▸ WORK TASK
Give the records again exactly, but drop the pictures.

▸ THE DATA
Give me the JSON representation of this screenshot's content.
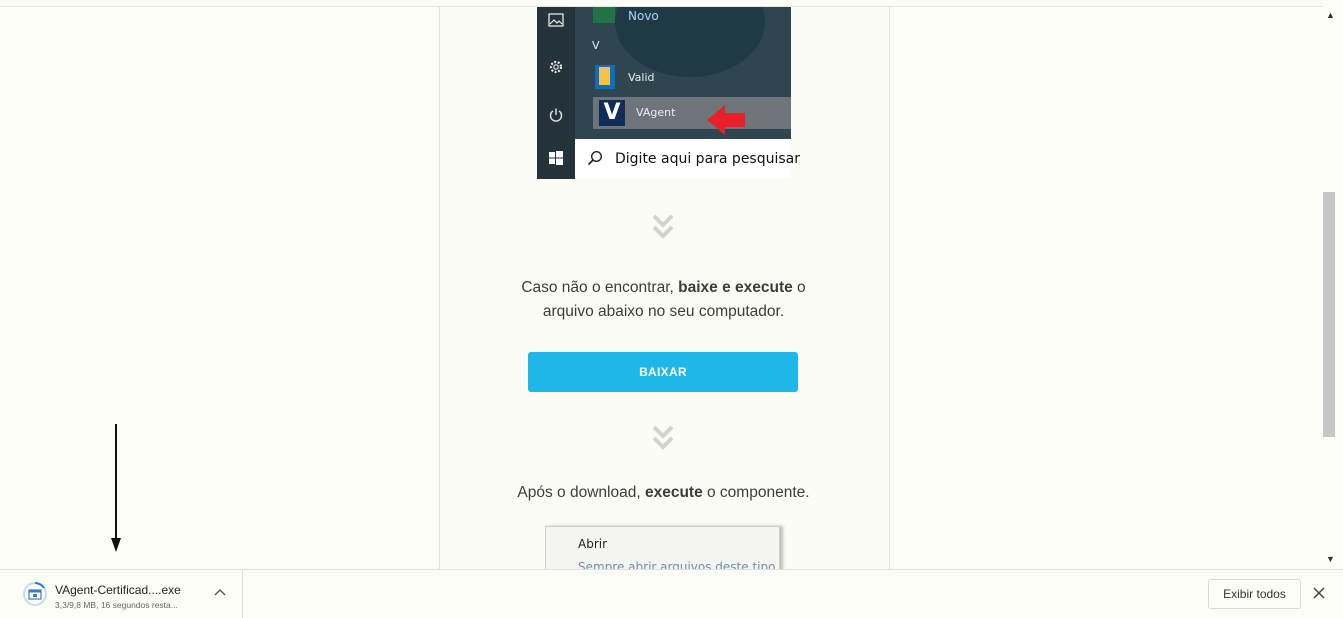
{
  "start_menu": {
    "tile_novo": "Novo",
    "letter_v": "V",
    "item_valid": "Valid",
    "item_vagent": "VAgent",
    "vagent_logo_letter": "V",
    "search_placeholder": "Digite aqui para pesquisar"
  },
  "instructions": {
    "line1_prefix": "Caso não o encontrar, ",
    "line1_bold": "baixe e execute",
    "line1_suffix": " o",
    "line2": "arquivo abaixo no seu computador.",
    "download_button": "BAIXAR",
    "after_prefix": "Após o download, ",
    "after_bold": "execute",
    "after_suffix": " o componente."
  },
  "context_menu": {
    "items": [
      "Abrir",
      "Sempre abrir arquivos deste tipo"
    ]
  },
  "download_bar": {
    "file_name": "VAgent-Certificad....exe",
    "status": "3,3/9,8 MB, 16 segundos resta...",
    "show_all": "Exibir todos"
  },
  "colors": {
    "accent": "#1fb6e8",
    "annotation_red": "#e8202a",
    "start_menu_bg": "#2f4650"
  },
  "icons": [
    "image-icon",
    "gear-icon",
    "power-icon",
    "windows-icon",
    "search-icon",
    "chevron-double-down-icon",
    "file-icon",
    "chevron-up-icon",
    "close-icon"
  ]
}
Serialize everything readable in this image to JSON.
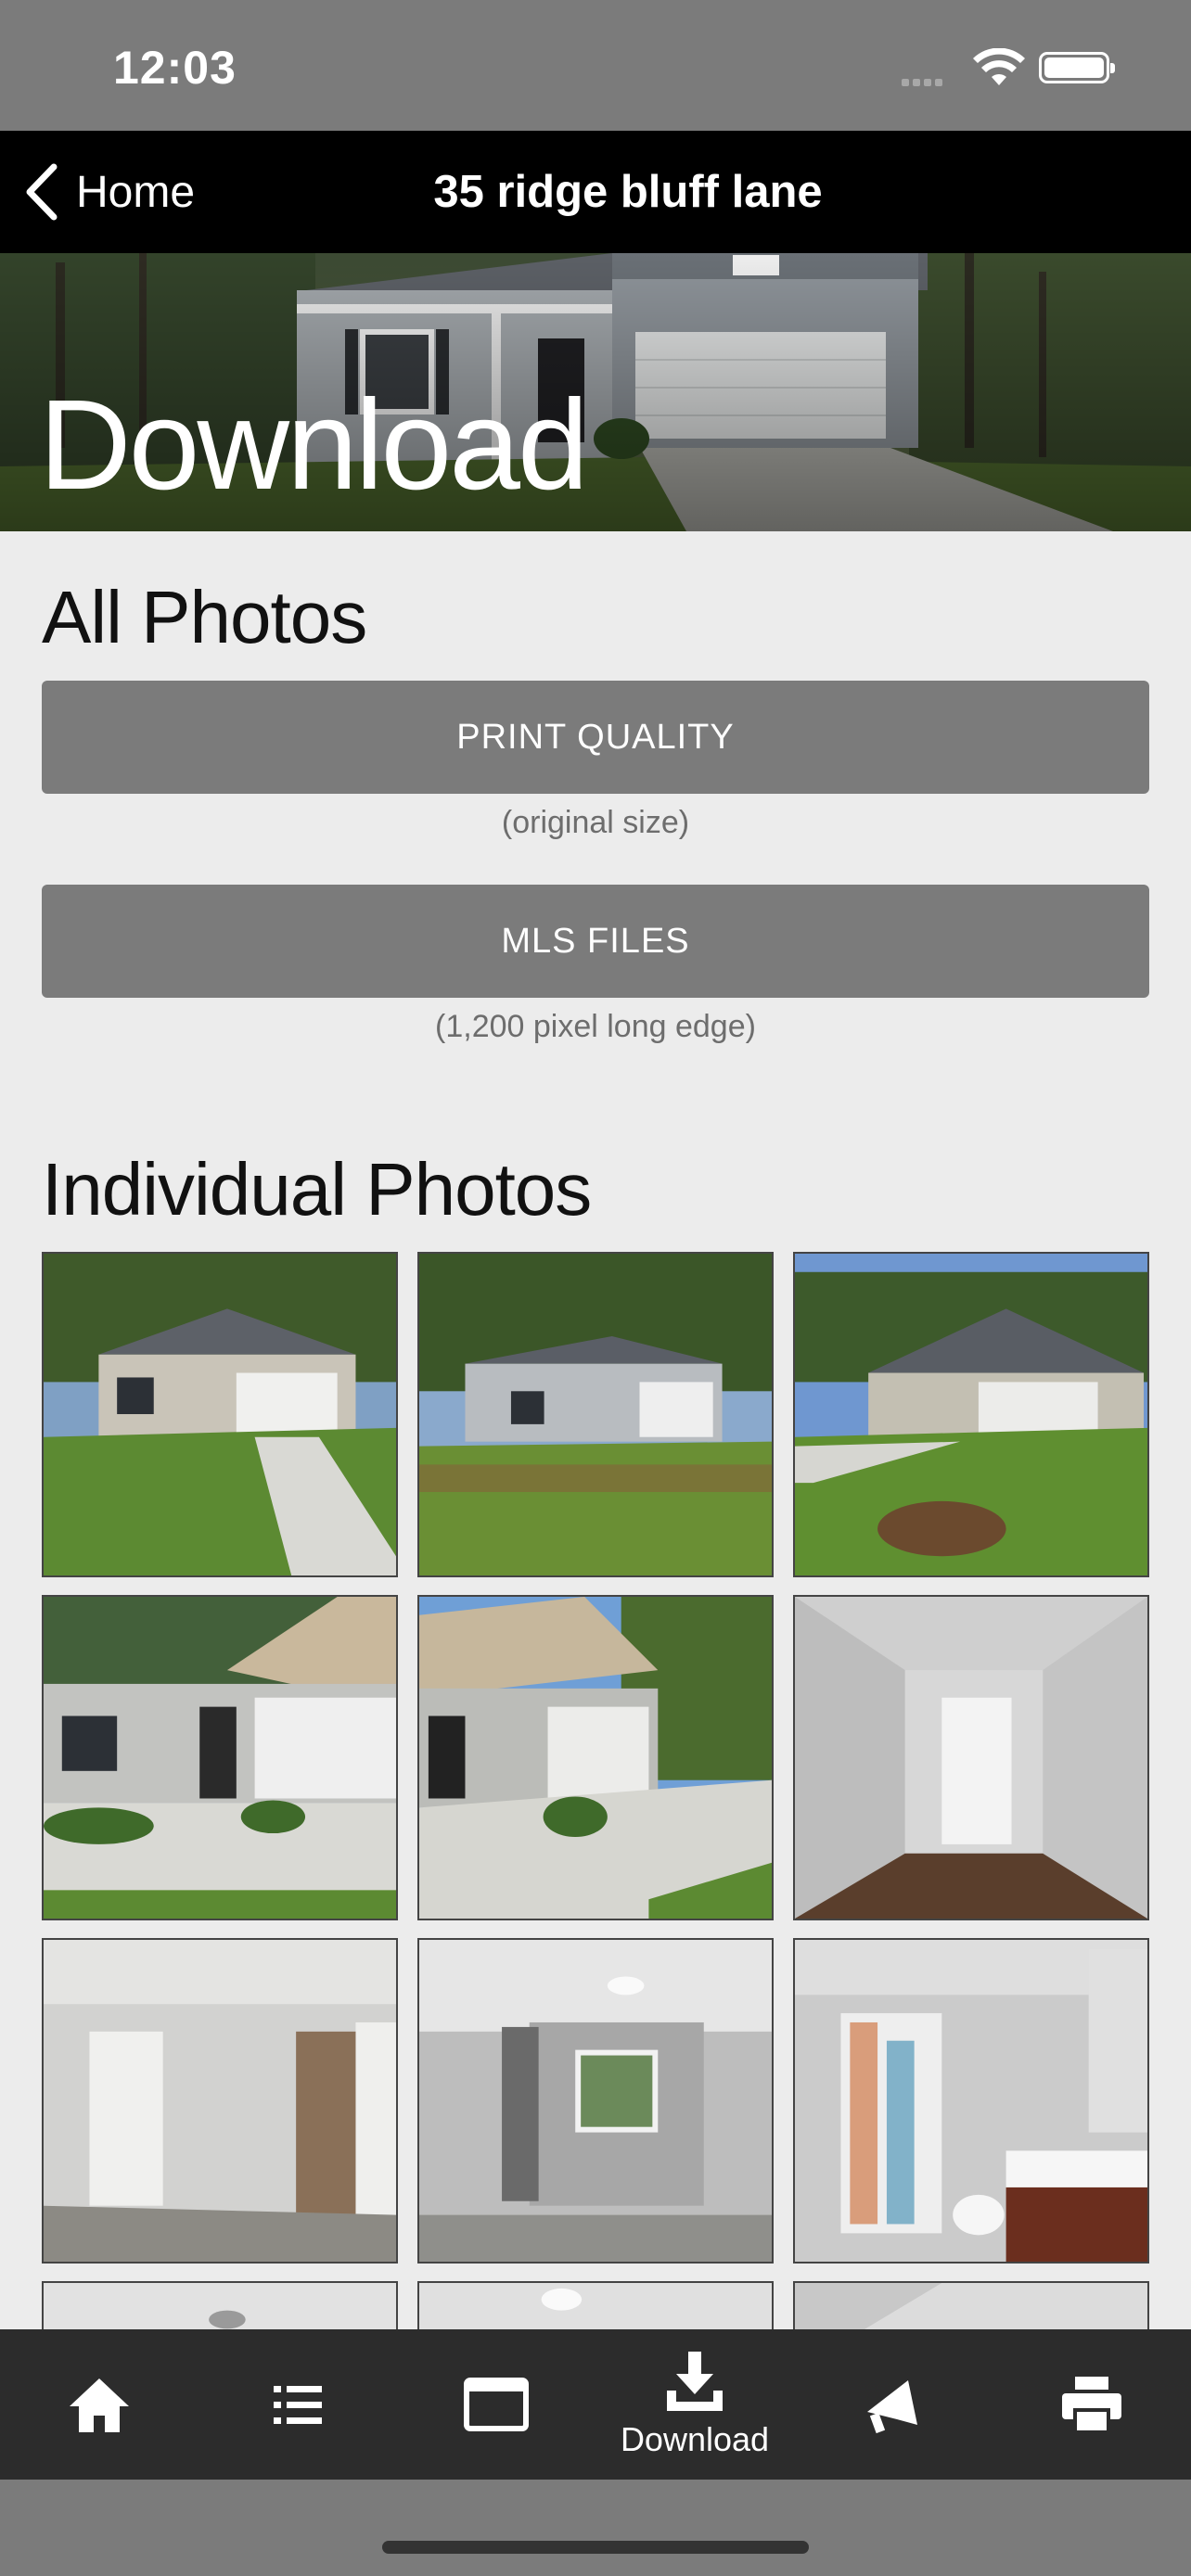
{
  "status_bar": {
    "time": "12:03"
  },
  "nav": {
    "back_label": "Home",
    "title": "35 ridge bluff lane"
  },
  "hero": {
    "title": "Download"
  },
  "all_photos": {
    "heading": "All Photos",
    "print_quality": {
      "label": "PRINT QUALITY",
      "caption": "(original size)"
    },
    "mls_files": {
      "label": "MLS FILES",
      "caption": "(1,200 pixel long edge)"
    }
  },
  "individual_photos": {
    "heading": "Individual Photos",
    "thumbnails": [
      "exterior-front-1",
      "exterior-front-2",
      "exterior-side",
      "porch-entry",
      "garage-angle",
      "hallway-door",
      "bedroom-doors",
      "bedroom-window",
      "bathroom",
      "interior-ceiling-1",
      "interior-ceiling-2",
      "interior-ceiling-3"
    ]
  },
  "tab_bar": {
    "items": [
      {
        "icon": "home-icon",
        "label": ""
      },
      {
        "icon": "list-icon",
        "label": ""
      },
      {
        "icon": "browser-window-icon",
        "label": ""
      },
      {
        "icon": "download-icon",
        "label": "Download"
      },
      {
        "icon": "megaphone-icon",
        "label": ""
      },
      {
        "icon": "printer-icon",
        "label": ""
      }
    ]
  },
  "colors": {
    "status_bar": "#7b7b7b",
    "nav_bar": "#000000",
    "button": "#7b7b7b",
    "page_bg": "#ececec",
    "tab_bar": "#2c2c2c"
  }
}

▸ SOLVED PROBLEM
Give me the JSON representation of this screenshot's content.
{
  "start_menu": {
    "tile_novo": "Novo",
    "letter_v": "V",
    "item_valid": "Valid",
    "item_vagent": "VAgent",
    "vagent_logo_letter": "V",
    "search_placeholder": "Digite aqui para pesquisar"
  },
  "instructions": {
    "line1_prefix": "Caso não o encontrar, ",
    "line1_bold": "baixe e execute",
    "line1_suffix": " o",
    "line2": "arquivo abaixo no seu computador.",
    "download_button": "BAIXAR",
    "after_prefix": "Após o download, ",
    "after_bold": "execute",
    "after_suffix": " o componente."
  },
  "context_menu": {
    "items": [
      "Abrir",
      "Sempre abrir arquivos deste tipo"
    ]
  },
  "download_bar": {
    "file_name": "VAgent-Certificad....exe",
    "status": "3,3/9,8 MB, 16 segundos resta...",
    "show_all": "Exibir todos"
  },
  "colors": {
    "accent": "#1fb6e8",
    "annotation_red": "#e8202a",
    "start_menu_bg": "#2f4650"
  },
  "icons": [
    "image-icon",
    "gear-icon",
    "power-icon",
    "windows-icon",
    "search-icon",
    "chevron-double-down-icon",
    "file-icon",
    "chevron-up-icon",
    "close-icon"
  ]
}
Serialize everything readable in this image to JSON.
{
  "status_bar": {
    "time": "12:03"
  },
  "nav": {
    "back_label": "Home",
    "title": "35 ridge bluff lane"
  },
  "hero": {
    "title": "Download"
  },
  "all_photos": {
    "heading": "All Photos",
    "print_quality": {
      "label": "PRINT QUALITY",
      "caption": "(original size)"
    },
    "mls_files": {
      "label": "MLS FILES",
      "caption": "(1,200 pixel long edge)"
    }
  },
  "individual_photos": {
    "heading": "Individual Photos",
    "thumbnails": [
      "exterior-front-1",
      "exterior-front-2",
      "exterior-side",
      "porch-entry",
      "garage-angle",
      "hallway-door",
      "bedroom-doors",
      "bedroom-window",
      "bathroom",
      "interior-ceiling-1",
      "interior-ceiling-2",
      "interior-ceiling-3"
    ]
  },
  "tab_bar": {
    "items": [
      {
        "icon": "home-icon",
        "label": ""
      },
      {
        "icon": "list-icon",
        "label": ""
      },
      {
        "icon": "browser-window-icon",
        "label": ""
      },
      {
        "icon": "download-icon",
        "label": "Download"
      },
      {
        "icon": "megaphone-icon",
        "label": ""
      },
      {
        "icon": "printer-icon",
        "label": ""
      }
    ]
  },
  "colors": {
    "status_bar": "#7b7b7b",
    "nav_bar": "#000000",
    "button": "#7b7b7b",
    "page_bg": "#ececec",
    "tab_bar": "#2c2c2c"
  }
}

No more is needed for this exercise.